• **TASK DESCRIPTION**: Write out the whole listing. Leave out nothing.

• **INFORMATION SHOWN**:
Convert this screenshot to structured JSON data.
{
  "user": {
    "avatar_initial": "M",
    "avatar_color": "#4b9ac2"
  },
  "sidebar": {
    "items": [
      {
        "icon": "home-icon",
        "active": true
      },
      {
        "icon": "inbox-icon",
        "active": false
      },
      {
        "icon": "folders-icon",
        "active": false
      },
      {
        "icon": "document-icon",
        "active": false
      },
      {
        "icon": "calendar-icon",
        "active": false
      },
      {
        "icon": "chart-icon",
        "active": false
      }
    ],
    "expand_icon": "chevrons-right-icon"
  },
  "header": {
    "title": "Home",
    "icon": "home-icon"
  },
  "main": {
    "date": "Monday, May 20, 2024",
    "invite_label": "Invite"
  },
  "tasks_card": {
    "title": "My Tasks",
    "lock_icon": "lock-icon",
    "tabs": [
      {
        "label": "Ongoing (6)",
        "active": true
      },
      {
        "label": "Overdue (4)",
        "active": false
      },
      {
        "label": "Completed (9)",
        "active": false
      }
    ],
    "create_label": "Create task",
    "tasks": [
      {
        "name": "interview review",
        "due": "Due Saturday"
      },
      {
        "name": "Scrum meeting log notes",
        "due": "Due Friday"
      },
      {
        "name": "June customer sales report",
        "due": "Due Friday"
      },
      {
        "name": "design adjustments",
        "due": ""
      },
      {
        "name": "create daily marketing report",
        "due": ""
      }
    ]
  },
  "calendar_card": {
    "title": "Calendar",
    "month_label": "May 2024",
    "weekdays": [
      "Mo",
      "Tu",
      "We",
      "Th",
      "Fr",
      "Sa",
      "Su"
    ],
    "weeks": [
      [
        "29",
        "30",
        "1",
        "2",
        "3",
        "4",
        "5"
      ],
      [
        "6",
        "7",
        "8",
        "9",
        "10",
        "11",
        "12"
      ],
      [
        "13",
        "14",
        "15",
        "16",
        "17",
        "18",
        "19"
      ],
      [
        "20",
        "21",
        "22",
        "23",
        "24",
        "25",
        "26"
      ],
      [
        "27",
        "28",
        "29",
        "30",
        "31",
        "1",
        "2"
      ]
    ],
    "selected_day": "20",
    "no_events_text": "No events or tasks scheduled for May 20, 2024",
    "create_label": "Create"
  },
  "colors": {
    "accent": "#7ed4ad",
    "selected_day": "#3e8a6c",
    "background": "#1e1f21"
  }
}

• **EXERCISE OUTPUT**:
Convert this screenshot to structured JSON data.
{
  "user": {
    "avatar_initial": "M",
    "avatar_color": "#4b9ac2"
  },
  "sidebar": {
    "items": [
      {
        "icon": "home-icon",
        "active": true
      },
      {
        "icon": "inbox-icon",
        "active": false
      },
      {
        "icon": "folders-icon",
        "active": false
      },
      {
        "icon": "document-icon",
        "active": false
      },
      {
        "icon": "calendar-icon",
        "active": false
      },
      {
        "icon": "chart-icon",
        "active": false
      }
    ],
    "expand_icon": "chevrons-right-icon"
  },
  "header": {
    "title": "Home",
    "icon": "home-icon"
  },
  "main": {
    "date": "Monday, May 20, 2024",
    "invite_label": "Invite"
  },
  "tasks_card": {
    "title": "My Tasks",
    "lock_icon": "lock-icon",
    "tabs": [
      {
        "label": "Ongoing (6)",
        "active": true
      },
      {
        "label": "Overdue (4)",
        "active": false
      },
      {
        "label": "Completed (9)",
        "active": false
      }
    ],
    "create_label": "Create task",
    "tasks": [
      {
        "name": "interview review",
        "due": "Due Saturday"
      },
      {
        "name": "Scrum meeting log notes",
        "due": "Due Friday"
      },
      {
        "name": "June customer sales report",
        "due": "Due Friday"
      },
      {
        "name": "design adjustments",
        "due": ""
      },
      {
        "name": "create daily marketing report",
        "due": ""
      }
    ]
  },
  "calendar_card": {
    "title": "Calendar",
    "month_label": "May 2024",
    "weekdays": [
      "Mo",
      "Tu",
      "We",
      "Th",
      "Fr",
      "Sa",
      "Su"
    ],
    "weeks": [
      [
        "29",
        "30",
        "1",
        "2",
        "3",
        "4",
        "5"
      ],
      [
        "6",
        "7",
        "8",
        "9",
        "10",
        "11",
        "12"
      ],
      [
        "13",
        "14",
        "15",
        "16",
        "17",
        "18",
        "19"
      ],
      [
        "20",
        "21",
        "22",
        "23",
        "24",
        "25",
        "26"
      ],
      [
        "27",
        "28",
        "29",
        "30",
        "31",
        "1",
        "2"
      ]
    ],
    "selected_day": "20",
    "no_events_text": "No events or tasks scheduled for May 20, 2024",
    "create_label": "Create"
  },
  "colors": {
    "accent": "#7ed4ad",
    "selected_day": "#3e8a6c",
    "background": "#1e1f21"
  }
}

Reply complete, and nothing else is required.